And it came to pass, when Jacob saw Rachel the daughter of Laban his mother’s brother, and the sheep of Laban his mother’s brother, that Jacob went near and rolled the stone from the well’s mouth, and watered the flock of Laban his mother’s brother. (Genesis 29:10)
According to the Bible, it was customary among the people who lived in that area to wait until everyone had shown up with their flocks before the stone was removed from the well’s mouth. But when Jacob saw his cousin, Rachel, he ignored the local custom and removed the stone himself. We don’t know just how large a stone this was but it must have been of significant size if it was only removed after everyone’s flock was present.
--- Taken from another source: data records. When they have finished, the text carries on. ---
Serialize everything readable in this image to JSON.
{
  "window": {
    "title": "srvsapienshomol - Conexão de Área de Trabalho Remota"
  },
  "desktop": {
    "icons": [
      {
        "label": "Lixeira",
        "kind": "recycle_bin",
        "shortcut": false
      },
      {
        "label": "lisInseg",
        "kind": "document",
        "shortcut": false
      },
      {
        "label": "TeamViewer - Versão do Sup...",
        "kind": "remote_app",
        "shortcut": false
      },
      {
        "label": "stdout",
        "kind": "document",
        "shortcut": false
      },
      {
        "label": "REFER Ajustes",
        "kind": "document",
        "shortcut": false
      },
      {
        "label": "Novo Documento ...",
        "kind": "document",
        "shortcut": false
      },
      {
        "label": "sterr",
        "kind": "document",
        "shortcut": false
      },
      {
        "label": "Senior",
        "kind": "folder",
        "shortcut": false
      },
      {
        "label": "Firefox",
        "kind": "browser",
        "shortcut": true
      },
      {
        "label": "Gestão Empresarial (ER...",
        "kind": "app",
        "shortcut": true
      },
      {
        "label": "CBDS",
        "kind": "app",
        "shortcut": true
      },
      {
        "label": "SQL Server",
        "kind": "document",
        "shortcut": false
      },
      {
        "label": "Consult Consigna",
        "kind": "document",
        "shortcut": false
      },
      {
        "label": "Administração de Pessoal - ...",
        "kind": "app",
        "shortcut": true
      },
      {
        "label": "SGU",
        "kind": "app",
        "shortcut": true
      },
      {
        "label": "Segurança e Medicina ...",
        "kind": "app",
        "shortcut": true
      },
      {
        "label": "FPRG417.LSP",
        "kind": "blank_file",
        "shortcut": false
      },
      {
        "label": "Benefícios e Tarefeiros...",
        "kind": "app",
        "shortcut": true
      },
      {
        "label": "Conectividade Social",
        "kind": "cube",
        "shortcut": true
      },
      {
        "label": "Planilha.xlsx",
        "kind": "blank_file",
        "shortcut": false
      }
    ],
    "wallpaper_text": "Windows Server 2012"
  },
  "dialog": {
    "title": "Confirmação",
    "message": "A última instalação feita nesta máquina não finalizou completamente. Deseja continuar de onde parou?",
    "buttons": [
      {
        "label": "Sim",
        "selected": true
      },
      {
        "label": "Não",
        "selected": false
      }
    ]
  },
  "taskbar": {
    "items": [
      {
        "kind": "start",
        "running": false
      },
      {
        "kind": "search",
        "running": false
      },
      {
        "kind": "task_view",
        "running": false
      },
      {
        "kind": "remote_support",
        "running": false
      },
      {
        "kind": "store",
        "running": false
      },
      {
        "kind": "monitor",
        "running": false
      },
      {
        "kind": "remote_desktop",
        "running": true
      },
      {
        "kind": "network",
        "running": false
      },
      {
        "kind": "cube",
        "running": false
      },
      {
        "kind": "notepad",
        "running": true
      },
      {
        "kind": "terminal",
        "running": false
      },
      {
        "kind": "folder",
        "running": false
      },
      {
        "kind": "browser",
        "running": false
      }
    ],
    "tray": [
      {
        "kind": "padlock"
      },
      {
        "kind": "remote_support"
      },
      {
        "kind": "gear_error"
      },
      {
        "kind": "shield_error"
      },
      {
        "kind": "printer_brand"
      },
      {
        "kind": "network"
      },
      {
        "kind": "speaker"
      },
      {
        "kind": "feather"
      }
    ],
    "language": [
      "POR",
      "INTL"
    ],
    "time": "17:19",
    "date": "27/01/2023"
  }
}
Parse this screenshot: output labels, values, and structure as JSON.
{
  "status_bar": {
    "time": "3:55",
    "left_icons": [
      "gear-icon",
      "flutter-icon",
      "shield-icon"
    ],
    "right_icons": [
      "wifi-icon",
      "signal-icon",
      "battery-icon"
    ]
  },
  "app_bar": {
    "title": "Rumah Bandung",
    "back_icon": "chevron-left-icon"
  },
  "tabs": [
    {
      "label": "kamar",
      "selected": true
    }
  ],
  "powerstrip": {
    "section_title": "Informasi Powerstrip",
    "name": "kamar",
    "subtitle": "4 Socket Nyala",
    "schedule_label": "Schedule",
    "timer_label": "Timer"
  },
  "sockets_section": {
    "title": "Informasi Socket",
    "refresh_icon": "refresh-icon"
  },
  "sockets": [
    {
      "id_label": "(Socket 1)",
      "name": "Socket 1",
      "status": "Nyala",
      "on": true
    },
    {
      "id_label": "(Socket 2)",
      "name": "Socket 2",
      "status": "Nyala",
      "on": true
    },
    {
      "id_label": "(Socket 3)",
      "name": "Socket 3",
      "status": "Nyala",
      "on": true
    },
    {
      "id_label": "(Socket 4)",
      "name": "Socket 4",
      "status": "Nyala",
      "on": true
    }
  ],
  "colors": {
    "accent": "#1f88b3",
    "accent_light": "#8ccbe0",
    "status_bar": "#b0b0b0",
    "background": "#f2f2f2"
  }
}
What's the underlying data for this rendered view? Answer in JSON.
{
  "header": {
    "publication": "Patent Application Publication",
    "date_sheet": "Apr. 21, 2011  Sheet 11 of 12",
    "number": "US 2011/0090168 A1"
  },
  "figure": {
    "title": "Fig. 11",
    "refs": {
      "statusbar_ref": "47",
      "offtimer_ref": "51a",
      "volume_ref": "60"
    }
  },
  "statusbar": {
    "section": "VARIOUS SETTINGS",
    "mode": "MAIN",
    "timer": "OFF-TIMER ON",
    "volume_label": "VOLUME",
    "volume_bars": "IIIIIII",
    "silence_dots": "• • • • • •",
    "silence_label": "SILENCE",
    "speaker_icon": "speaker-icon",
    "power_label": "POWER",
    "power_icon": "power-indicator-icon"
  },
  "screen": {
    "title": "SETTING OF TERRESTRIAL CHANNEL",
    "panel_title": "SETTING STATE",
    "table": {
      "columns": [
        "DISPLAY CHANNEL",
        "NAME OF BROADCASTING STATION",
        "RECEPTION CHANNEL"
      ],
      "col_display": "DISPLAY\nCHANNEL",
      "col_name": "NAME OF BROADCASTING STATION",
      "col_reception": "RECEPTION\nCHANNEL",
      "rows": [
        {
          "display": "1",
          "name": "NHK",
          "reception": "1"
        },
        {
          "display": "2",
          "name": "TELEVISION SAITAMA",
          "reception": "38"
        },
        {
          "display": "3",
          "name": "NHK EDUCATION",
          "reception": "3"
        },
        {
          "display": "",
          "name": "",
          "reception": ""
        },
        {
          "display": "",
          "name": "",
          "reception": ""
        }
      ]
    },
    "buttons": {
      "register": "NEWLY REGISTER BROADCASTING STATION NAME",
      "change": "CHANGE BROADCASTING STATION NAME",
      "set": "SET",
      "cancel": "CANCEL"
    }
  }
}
Even after a long journey, Jacob was obviously inspired to action by seeing Rachel — the woman he would fall in love with.
By watering the flock of his uncle, Jacob initiated a season of service to his uncle — he would serve him for the next twenty years, in fact. His tenure in the house of Laban brought great prosperity to his uncle and his family, thus hinting at the fact that the seed of Abraham was to be a source of blessing to others. This is, in fact, what God had told Abraham when he departed from Haran saying, “In you all the families of the earth shall be blessed” (Genesis 12:3).
As the story unfolds, we see that Laban, a self-serving man, really didn’t appreciate Jacob’s contribution to his welfare but instead regarded his nephew as someone he could use for his own benefit. Jacob would serve faithfully under these uncomfortable conditions for many years, demonstrating that whether people respond favorably or not to our good works isn’t the issue — we are to do what is right regardless of what everyone else does. Our Father in Heaven is the one we are to serve in humility and faithfulness.
Messiah set the standard for service by humbling Himself to the point of death because, as He said, He did not come to be served, but to serve, “and to give His life a ransom for many” (Matthew 20:28). By giving us an example of what is pleasing to the Father, He instructed us to live our lives in deference to others rather than focusing on ourselves. Perhaps this is the meaning behind, “And you shall love your neighbor as yourselves.” If we are to be His people, then we are to serve Him by serving others.
Blessings and Shalom,